What About You? - Our Daily Bread MInistries daily devotional 21 November Monday
Emily listened as a group of friends talked about their Thanksgiving traditions with family. “We go around the room and each one tells what he or she is thankful to God for,” Gary said.
Another friend mentioned his family's Thanksgiving meal and prayertime. He recalled time with his dad before he had died: “Even though Dad had dementia, his prayer of thanks to the Lord was clear.” Randy shared, “My family has a special time of singing together on the holiday. My grandma goes on and on and on!” Emily’s sadness and jealousy grew as she thought of her own family, and she complained: “Our traditions are to eat turkey, watch television, and never mention anything about God or giving thanks.”

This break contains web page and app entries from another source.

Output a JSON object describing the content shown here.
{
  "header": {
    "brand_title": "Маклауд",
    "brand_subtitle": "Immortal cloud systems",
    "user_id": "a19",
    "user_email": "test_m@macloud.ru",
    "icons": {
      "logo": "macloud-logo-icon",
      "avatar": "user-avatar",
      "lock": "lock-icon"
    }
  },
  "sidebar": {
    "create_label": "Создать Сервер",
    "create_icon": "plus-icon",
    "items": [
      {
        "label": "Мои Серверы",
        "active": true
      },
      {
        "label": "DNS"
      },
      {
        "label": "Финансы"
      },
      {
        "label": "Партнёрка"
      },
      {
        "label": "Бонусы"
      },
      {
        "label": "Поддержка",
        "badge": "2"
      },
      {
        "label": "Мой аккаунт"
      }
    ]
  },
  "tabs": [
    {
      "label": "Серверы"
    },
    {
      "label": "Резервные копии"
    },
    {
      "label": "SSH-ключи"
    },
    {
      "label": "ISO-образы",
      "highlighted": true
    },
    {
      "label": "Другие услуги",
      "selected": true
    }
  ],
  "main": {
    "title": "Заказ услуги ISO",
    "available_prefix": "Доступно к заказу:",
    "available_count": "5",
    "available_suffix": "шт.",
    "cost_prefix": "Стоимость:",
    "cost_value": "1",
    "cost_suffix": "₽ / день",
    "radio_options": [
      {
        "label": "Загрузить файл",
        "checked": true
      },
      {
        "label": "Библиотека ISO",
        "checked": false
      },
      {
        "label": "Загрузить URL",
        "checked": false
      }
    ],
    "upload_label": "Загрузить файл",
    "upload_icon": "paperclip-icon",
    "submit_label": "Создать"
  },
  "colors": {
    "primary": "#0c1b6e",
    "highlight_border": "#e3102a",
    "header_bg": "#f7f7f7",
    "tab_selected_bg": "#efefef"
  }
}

Right away Emily felt uneasy with her attitude. You are part of that family. What would you like to do differently to change the day? she asked herself. She decided she wanted to privately tell each person she was thankful to the Lord that they were her sister, niece, brother, or great-niece. When the day arrived, she expressed her thankfulness for them one by one, and they all felt loved. It wasn’t easy because it wasn’t normal conversation in her family, but she experienced joy as she shared her love for each of them.

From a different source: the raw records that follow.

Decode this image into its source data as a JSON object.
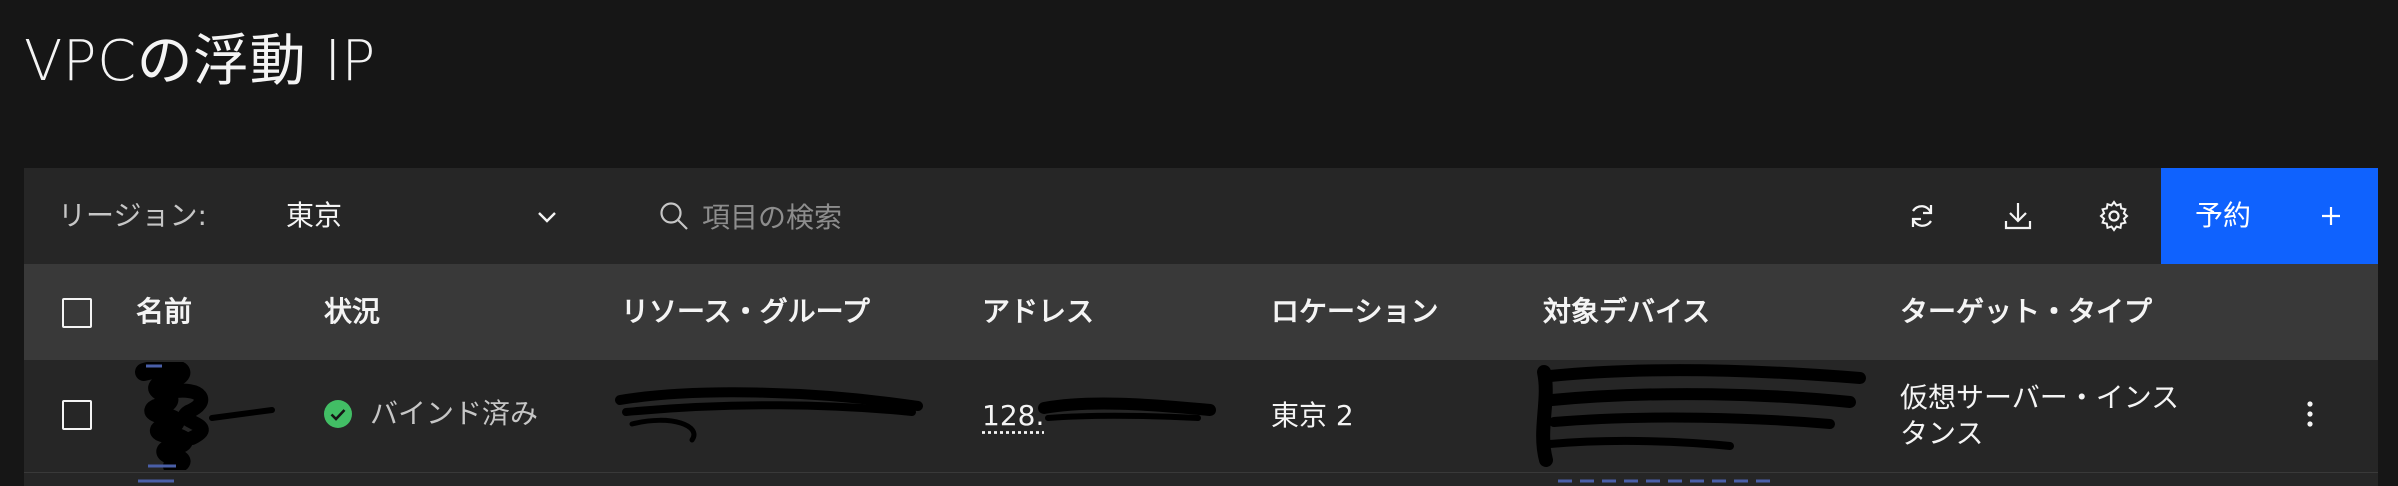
{
  "page": {
    "title": "VPCの浮動 IP"
  },
  "toolbar": {
    "region_label": "リージョン:",
    "region_value": "東京",
    "search_placeholder": "項目の検索",
    "reserve_label": "予約",
    "icons": [
      "refresh-icon",
      "download-icon",
      "settings-icon",
      "add-icon"
    ]
  },
  "table": {
    "headers": [
      "名前",
      "状況",
      "リソース・グループ",
      "アドレス",
      "ロケーション",
      "対象デバイス",
      "ターゲット・タイプ"
    ],
    "rows": [
      {
        "name": "",
        "status": "バインド済み",
        "status_color": "#42be65",
        "resource_group": "",
        "address": "128.",
        "location": "東京 2",
        "target_device": "",
        "target_type_line1": "仮想サーバー・インス",
        "target_type_line2": "タンス"
      }
    ]
  },
  "colors": {
    "background": "#161616",
    "panel": "#262626",
    "header": "#393939",
    "primary": "#0f62fe",
    "link": "#78a9ff"
  }
}
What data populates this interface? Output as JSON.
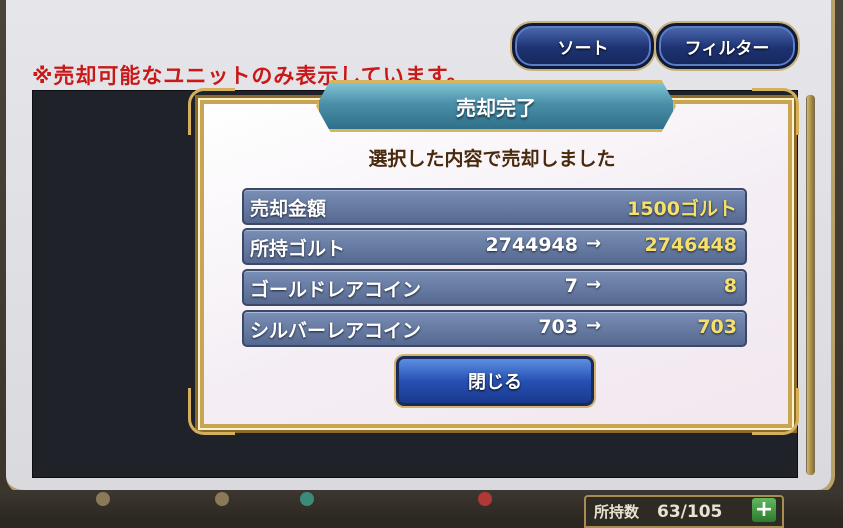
{
  "notice": "※売却可能なユニットのみ表示しています。",
  "top_buttons": {
    "sort": "ソート",
    "filter": "フィルター"
  },
  "dialog": {
    "title": "売却完了",
    "message": "選択した内容で売却しました",
    "rows": [
      {
        "label": "売却金額",
        "from": "",
        "arrow": "",
        "to": "1500ゴルト"
      },
      {
        "label": "所持ゴルト",
        "from": "2744948",
        "arrow": "→",
        "to": "2746448"
      },
      {
        "label": "ゴールドレアコイン",
        "from": "7",
        "arrow": "→",
        "to": "8"
      },
      {
        "label": "シルバーレアコイン",
        "from": "703",
        "arrow": "→",
        "to": "703"
      }
    ],
    "close_label": "閉じる"
  },
  "footer": {
    "count_label": "所持数",
    "count_value": "63/105",
    "plus_icon": "plus-icon"
  },
  "colors": {
    "notice": "#c81818",
    "value_highlight": "#f6e06a",
    "gold_frame": "#c9a551"
  }
}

“Let everything you say be good and helpful,” wrote the apostle Paul, “so that your words will be an encouragement to those who hear them” (Eph. 4:29 nlt). Our words of thanks can remind others of their value to us and to God.

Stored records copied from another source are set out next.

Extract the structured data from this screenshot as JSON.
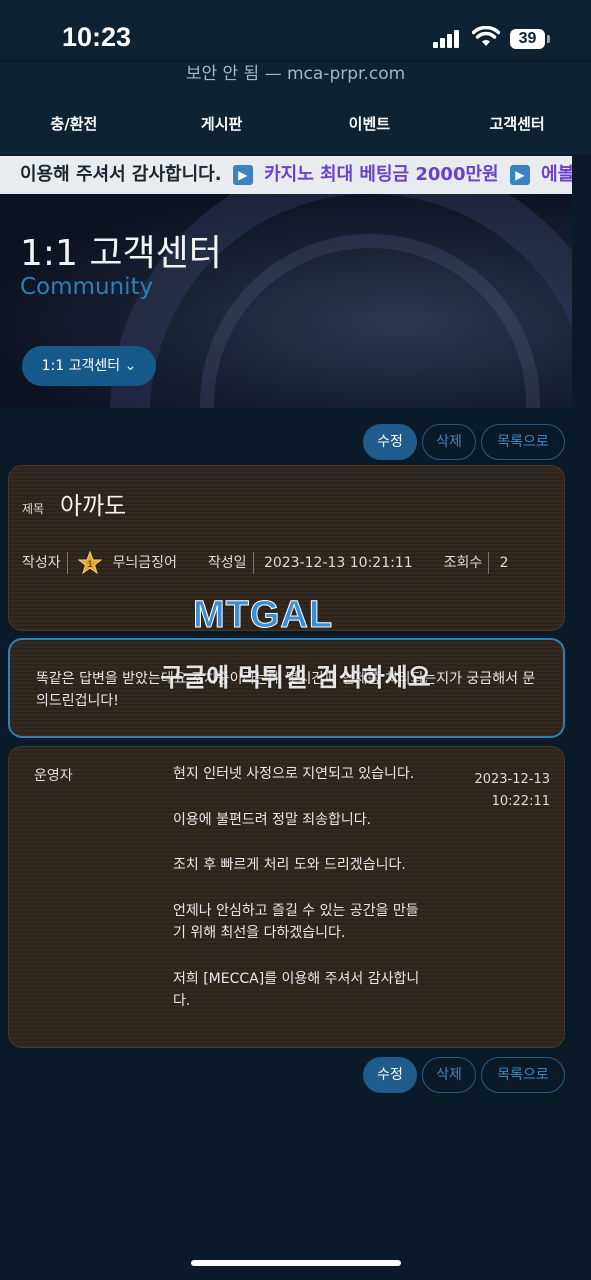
{
  "status": {
    "time": "10:23",
    "battery": "39"
  },
  "browser": {
    "url": "보안 안 됨 — mca-prpr.com"
  },
  "nav": {
    "items": [
      "충/환전",
      "게시판",
      "이벤트",
      "고객센터"
    ]
  },
  "marquee": {
    "text1": "이용해 주셔서 감사합니다.",
    "text2": "카지노 최대 베팅금 2000만원",
    "text3": "에볼루선"
  },
  "banner": {
    "title": "1:1 고객센터",
    "subtitle": "Community",
    "dropdown": "1:1 고객센터"
  },
  "actions": {
    "edit": "수정",
    "delete": "삭제",
    "list": "목록으로"
  },
  "post": {
    "title_label": "제목",
    "title": "아까도",
    "author_label": "작성자",
    "author": "무늬금징어",
    "author_level": "1",
    "date_label": "작성일",
    "date": "2023-12-13 10:21:11",
    "views_label": "조회수",
    "views": "2",
    "body": "똑같은 답변을 받았는데요 조치중이라는데 몇시간째 언제쯤 처리되는지가 궁금해서 문의드린겁니다!"
  },
  "reply": {
    "author": "운영자",
    "paragraphs": [
      "현지 인터넷 사정으로 지연되고 있습니다.",
      "이용에 불편드려 정말 죄송합니다.",
      "조치 후 빠르게 처리 도와 드리겠습니다.",
      "언제나 안심하고 즐길 수 있는 공간을 만들기 위해 최선을 다하겠습니다.",
      "저희 [MECCA]를 이용해 주셔서 감사합니다."
    ],
    "date": "2023-12-13",
    "time": "10:22:11"
  },
  "watermark": {
    "logo": "MTGAL",
    "text": "구글에 먹튀갤 검색하세요"
  },
  "colors": {
    "accent": "#1d5c8c",
    "background": "#0b1a28",
    "card": "#33291f"
  }
}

Dear Lord, show me how I can be an encouragement to others with my words.
The human spirit fills with hope at the sound of an encouraging word.
At first glance, today’s Scripture can look like a list of rules. Stop telling lies, quit stealing, don’t use abusive language, stop being bitter or angry. But it’s important to remember that these instructions aren’t just about changing behavior. They are about a change in identity. This list flows out of Paul’s earlier exhortation for the Christians in Ephesus to live according to their new identity as children of light (4:17–21). They used to participate in all kinds of sinful behavior. But when the Spirit opened their minds and softened their hearts (v. 18) to the truth of Christ, they were no longer dead but became alive in Christ. The Spirit renews our thoughts and attitudes, making an inward change that has outward effects.